Literature

(1) Duyfjes, B. E. E. Stemonaceae. Flora Malesiana ser. I, 1993, 11, 399-409.
(2) Tsi, Z. H. ; Duyfjes, B. E. E. Stemonaceae. In Flora of China Vol. 24; Wu, Z. Y., Raven, P. H. Eds.; Science Press: Beijing, 2000; pp 70-72.
(3) Taguchi, H.; Kanchanapee, P.; Amatayakul, T. The constituents of Clitoria macrophylla Wall. Cat., a Thai medicinal plant. The structure of a new rotenoid, clitoriacetal. Chem. Pharm. Bull. 1977, 25, 1026-1030.
(4) Pilli, R. A.; Ferreira de Oliveira, M. C. Recent Progress in the chemistry of the Stemona alkaloids. Nat. Prod. Rep. 2000, 17, 117-127.
(5) Brem, B., Seger, C., Pacher, T., Hofer, O., Vajrodaya, S., Greger, H. (2002): Feeding deterrence and contact toxicity of Stemona alkaloids - a source of potent natural insecticides. Journal of Agricultural and Food Chemistry 50 (22): 6383-6388.

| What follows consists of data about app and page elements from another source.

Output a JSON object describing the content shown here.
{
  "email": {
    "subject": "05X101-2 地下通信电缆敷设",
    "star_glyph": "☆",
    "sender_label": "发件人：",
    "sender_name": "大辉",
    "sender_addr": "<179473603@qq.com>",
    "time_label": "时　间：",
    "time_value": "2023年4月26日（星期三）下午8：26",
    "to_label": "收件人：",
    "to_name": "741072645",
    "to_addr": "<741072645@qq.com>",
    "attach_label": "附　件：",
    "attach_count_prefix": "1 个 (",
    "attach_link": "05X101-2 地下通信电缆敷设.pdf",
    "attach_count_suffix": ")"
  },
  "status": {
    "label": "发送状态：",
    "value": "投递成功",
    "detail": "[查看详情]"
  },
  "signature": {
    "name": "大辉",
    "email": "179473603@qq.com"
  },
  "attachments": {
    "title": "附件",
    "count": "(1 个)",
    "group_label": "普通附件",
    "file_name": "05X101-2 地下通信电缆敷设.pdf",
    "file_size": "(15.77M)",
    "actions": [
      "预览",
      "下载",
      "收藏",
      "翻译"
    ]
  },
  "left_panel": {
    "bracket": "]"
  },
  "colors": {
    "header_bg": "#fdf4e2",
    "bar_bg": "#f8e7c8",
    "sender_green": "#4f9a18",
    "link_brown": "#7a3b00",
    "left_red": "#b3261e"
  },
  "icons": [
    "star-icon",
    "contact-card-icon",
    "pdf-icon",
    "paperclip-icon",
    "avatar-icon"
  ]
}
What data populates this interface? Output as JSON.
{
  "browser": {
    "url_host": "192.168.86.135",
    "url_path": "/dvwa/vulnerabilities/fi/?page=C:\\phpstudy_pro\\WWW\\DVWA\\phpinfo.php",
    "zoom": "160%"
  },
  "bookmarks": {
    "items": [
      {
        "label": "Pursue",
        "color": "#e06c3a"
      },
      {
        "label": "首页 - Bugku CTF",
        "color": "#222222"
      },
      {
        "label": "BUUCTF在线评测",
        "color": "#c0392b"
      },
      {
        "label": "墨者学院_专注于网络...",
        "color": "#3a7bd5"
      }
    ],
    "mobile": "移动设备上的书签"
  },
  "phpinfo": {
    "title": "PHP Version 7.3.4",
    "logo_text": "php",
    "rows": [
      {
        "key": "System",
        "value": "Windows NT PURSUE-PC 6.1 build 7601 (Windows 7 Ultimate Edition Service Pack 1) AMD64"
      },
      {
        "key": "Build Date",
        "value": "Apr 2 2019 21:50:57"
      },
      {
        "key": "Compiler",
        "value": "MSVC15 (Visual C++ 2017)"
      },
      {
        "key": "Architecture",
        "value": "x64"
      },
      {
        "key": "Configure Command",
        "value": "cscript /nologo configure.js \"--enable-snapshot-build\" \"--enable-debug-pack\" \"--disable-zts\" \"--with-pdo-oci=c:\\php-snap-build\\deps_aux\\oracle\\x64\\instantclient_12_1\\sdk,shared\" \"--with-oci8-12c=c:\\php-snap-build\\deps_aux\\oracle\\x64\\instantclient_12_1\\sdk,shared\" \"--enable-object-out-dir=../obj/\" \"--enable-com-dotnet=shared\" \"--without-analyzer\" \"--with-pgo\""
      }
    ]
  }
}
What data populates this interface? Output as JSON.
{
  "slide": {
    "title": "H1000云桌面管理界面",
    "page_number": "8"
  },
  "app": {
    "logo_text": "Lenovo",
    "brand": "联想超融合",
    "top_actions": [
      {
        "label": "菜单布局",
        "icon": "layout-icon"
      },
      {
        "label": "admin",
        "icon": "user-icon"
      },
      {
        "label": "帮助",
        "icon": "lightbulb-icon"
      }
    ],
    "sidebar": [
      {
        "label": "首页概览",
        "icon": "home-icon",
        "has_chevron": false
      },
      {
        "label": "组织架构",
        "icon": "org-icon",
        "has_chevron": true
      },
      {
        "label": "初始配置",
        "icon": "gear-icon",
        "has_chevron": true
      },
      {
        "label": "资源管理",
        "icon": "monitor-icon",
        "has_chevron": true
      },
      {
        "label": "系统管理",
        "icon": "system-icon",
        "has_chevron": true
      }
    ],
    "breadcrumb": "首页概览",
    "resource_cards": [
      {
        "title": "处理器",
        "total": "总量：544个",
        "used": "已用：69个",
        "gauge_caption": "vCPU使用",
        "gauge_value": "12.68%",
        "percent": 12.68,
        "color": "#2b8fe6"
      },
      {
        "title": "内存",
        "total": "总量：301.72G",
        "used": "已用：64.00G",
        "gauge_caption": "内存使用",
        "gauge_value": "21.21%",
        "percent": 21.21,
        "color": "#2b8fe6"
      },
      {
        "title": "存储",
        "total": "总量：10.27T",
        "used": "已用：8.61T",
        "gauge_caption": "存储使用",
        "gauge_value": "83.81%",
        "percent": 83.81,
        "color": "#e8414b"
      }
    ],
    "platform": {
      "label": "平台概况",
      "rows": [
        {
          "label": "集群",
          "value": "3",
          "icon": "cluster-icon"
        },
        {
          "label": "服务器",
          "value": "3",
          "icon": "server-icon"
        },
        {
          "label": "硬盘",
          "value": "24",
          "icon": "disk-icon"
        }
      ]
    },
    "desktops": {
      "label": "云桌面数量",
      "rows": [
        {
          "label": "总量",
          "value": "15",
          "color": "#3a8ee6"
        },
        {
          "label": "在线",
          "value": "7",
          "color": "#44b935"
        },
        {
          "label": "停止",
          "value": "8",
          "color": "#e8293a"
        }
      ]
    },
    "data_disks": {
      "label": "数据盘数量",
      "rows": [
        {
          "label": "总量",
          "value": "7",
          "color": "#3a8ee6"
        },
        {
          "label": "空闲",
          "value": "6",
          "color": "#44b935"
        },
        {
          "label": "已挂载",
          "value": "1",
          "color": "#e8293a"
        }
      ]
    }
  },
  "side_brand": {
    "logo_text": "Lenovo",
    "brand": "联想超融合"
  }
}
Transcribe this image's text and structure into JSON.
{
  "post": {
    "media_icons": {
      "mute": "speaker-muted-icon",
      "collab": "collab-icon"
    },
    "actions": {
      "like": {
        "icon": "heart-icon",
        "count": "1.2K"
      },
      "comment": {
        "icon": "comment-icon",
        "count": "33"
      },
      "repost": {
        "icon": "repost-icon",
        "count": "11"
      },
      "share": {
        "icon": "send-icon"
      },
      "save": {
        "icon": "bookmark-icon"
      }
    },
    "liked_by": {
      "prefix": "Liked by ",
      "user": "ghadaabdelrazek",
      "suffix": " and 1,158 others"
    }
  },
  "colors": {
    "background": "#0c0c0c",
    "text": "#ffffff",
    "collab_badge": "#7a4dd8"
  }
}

(6) Kaltenegger, E., Brem, B., Mereiter, K., Kalchhauser, H., Kählig, H., Hofer, O., Vajrodaya, S., Greger, H.. Insecticidal pyrido[1,2-a]azepine alkaloids and related derivatives from Stemona species. Phytochemistry 2003, 63, 803 –816
(7) Pacher, T., Seger, C., Engelmeier, D., Vajrodaya, S., Hofer, O., Greger, H. (2002): Antifungal stilbenoids from Stemona collinsae. Journal of Natural Products 65(6): 820-827.
(8) Terada, M.; Sano, M.; Ishii, A. I.; Kino, H.; Fukushima, S.; Noro, T. Nippon Yakurigku Zasshi 1982, 79, 93-103.
(9) Sakata, K.; Aoki, K.; Chang, C. F.; Sakurai, A.; Mura-koshi, J. Agric. Biol. Chem. 1978, 42, 457-463.
(10) Zhao, W. M.; Qin, G. W.; Ye, Y.; Xu, R. S.; Le, X. F. Phytochemistry 1995, 38, 711-713.
(11) Kostecki, K., Engelmeier, D.,Pacher, T.,Hofer, O., Vajrodaya, S., Greger, H. Dihydrophenanthrenes and other antifungal stilbenoids from Stemona cf.pierrei. Phytochemistry 2004, 65, in press.